Re: How to tune database with lots of very light queries
Date: Wed, 30 Apr 2008 21:13:36 +0800
Thanks to all replied. So looks like an interesting Topic:) To clarify the situation to those who are interested:
The system are/(should be) well designed, and so far we don't have any performance problem (we upgrade before it hit the server hard limit typically). The reason I raised this question, is mostly listen to all others' comment/opinions, and I do see good comments. Thanks! We are supposed to support the system go support even much higher traffic/user activity. So, we will need lots of more CPUs to support the applications. That could means millions of $$$. So we are request to think about any oppurtunity to tune the system;
There are Dedicated server/Shared server setups. There are application connection pooling. But still excessive connections for some databases that we have to go with shared servers. Of course bind variable type of basic are done nicely, else it won't scale to 10K+ execution.
Dan has very good points; We have pretty big team so developers/archtectures not necessary know the database well(Or they have their own concern/guideline that may lead to non-optimal database usage). DBA not necessary know the application well so not understand why those SQL are called so often. We did have some success case work with developers to find a better way to implement their business needs.
Some very detailed dba change like hash partitioning of busy tables did reduce buffer_gets by 20%-30%(due to decreased btree level) and some IOT are used. But it will be major work for DBA to re-partition/re-IOT so many tables.
Some more detailed questions for open discussion:
1. Any one has experience reduce the cost of soft parsing? Setting of
cursor_space_for_time/session_cached_cursor does reduce the load on library
cache, but looks like does not save CPU much(earlier CPU used by parse is
also pretty low).
2. How is the real world PC (AMD boxes we are targeting) server working compared to Sun/HP/IBM boxes with same amount of Core#? (performance/cost/avalibility wise)? Sun recent Niagara/NiagaraII works great compared to the old Sparc.
Anyone who would like to discuss in detail can email me offline maybe we can share with each other with more details.
On Wed, Apr 30, 2008 at 9:54 AM, Mark Brinsmead <pythianbrinsmead_at_gmail.com> wrote:
> 3 to 6 gets/exec? No complex joins? 10,000 executions per second?
> It's pretty tough to beat 3 to 6 gets/exec. At least be working at the *
> statement* level. I would be quite surprised, though, if there were not
> some huge opportunities for performance improvement in the application code.
> This sounds (almost exactly) like that I would expect with an application
> written by developers who do not understand *joins*, and code "around"
> their lack of understanding by using loops that issue tens of thousands of
> small queries where a single SQL statement could (should) have been used.
> On the other hand, perhaps you are working with a lean, mean, high
> performance OLTP system where everything has been designed, tested, and
> tuned with immaculate care and uncommon skill.
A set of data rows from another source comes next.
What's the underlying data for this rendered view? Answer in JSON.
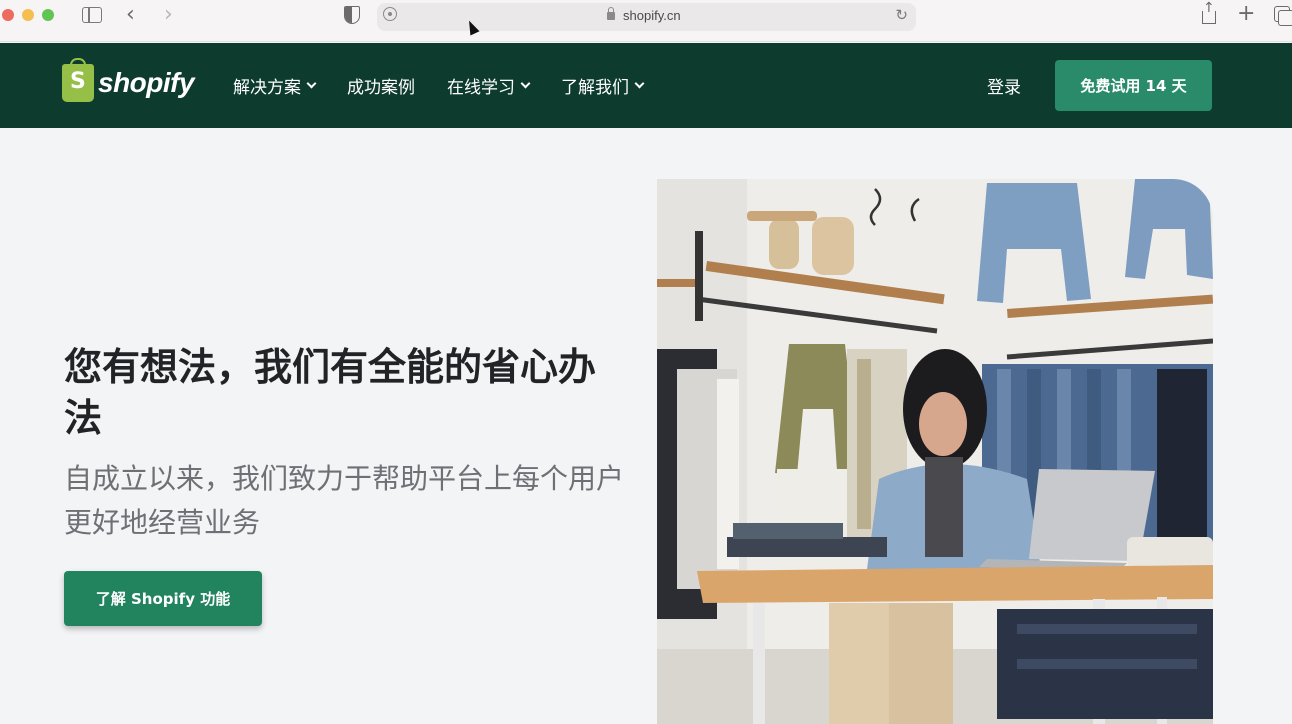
{
  "browser": {
    "url": "shopify.cn"
  },
  "header": {
    "logo_text": "shopify",
    "nav": [
      {
        "label": "解决方案",
        "has_dropdown": true
      },
      {
        "label": "成功案例",
        "has_dropdown": false
      },
      {
        "label": "在线学习",
        "has_dropdown": true
      },
      {
        "label": "了解我们",
        "has_dropdown": true
      }
    ],
    "login_label": "登录",
    "trial_label": "免费试用 14 天"
  },
  "hero": {
    "title": "您有想法，我们有全能的省心办法",
    "subtitle": "自成立以来，我们致力于帮助平台上每个用户更好地经营业务",
    "cta_label": "了解 Shopify 功能"
  },
  "colors": {
    "header_bg": "#0d3b2e",
    "accent_green": "#2a8b6b",
    "logo_green": "#95bf47",
    "page_bg": "#f3f4f6"
  }
}
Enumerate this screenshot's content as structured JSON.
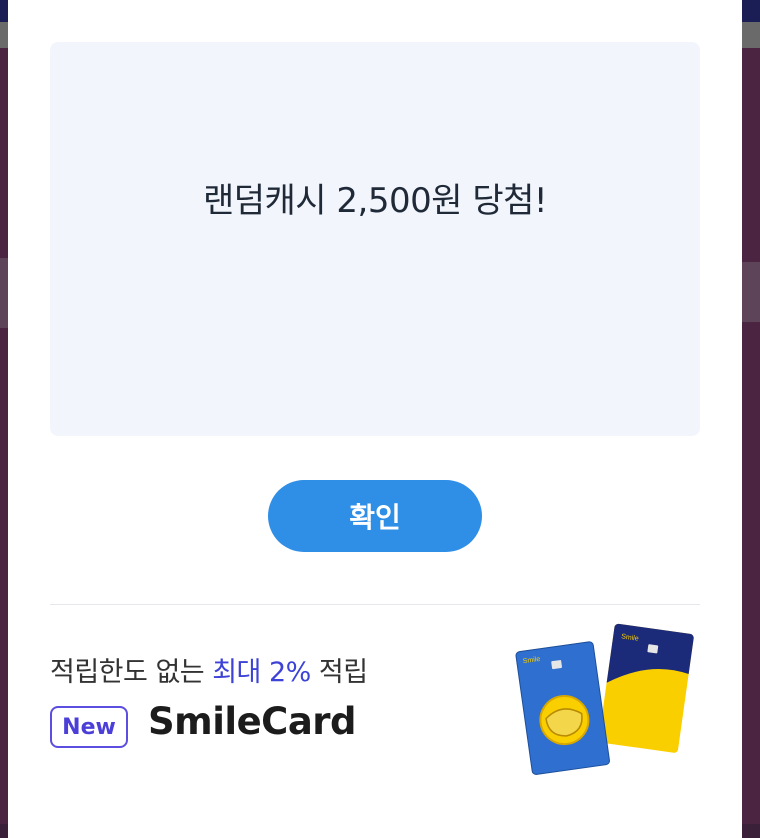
{
  "modal": {
    "message": "랜덤캐시 2,500원 당첨!",
    "confirm_label": "확인"
  },
  "promo": {
    "text_before": "적립한도 없는 ",
    "text_highlight": "최대 2%",
    "text_after": " 적립",
    "badge": "New",
    "card_name": "SmileCard",
    "card_brand_text": "Smile"
  },
  "colors": {
    "button": "#2f8ee5",
    "highlight": "#3d43d6",
    "badge": "#5b4ee0",
    "message_bg": "#f2f6fc"
  }
}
If this is the case, you can
> probably just put your feet on the desk and relax until somebody needs
> something recovered from backup. :-)
> Okay. Probably not.
> You have not said much about actual performance problems. Is the database
> meeting performance expectations? Which business functions, if any, are
> slower than they *should* be? Do you have a statspack report? Can you
> reduce PIOs by increasing the buffer cache or implementing a keep pool? Is
> your IO subsystem slower than it might be? Do you need more CPUs? Or is
> everything just fine? It *could* be...
> On Tue, Apr 29, 2008 at 8:58 AM, Zhu,Chao <zhuchao_at_gmail.com> wrote:
> > We have some databases with load profile like lots of light query
> > (mostly pk based), each execution cost only 3-6 buffer_gets and no complex
> > join etc.
> > But due to excessive executions (10K+ query per second), load is also
> > driving pretty high.
> > Anyone has experience tune such kind of application/database? From
> > single SQL point of view, they are already perfect.
> > --
> > Regards
> > Zhu Chao
> > www.cnoug.org
> -- Mark Brinsmead
> Senior DBA,
> The Pythian Group
-- Regards Zhu Chao www.cnoug.org -- http://www.freelists.org/webpage/oracle-lReceived on Wed Apr 30 2008 - 08:13:36 CDT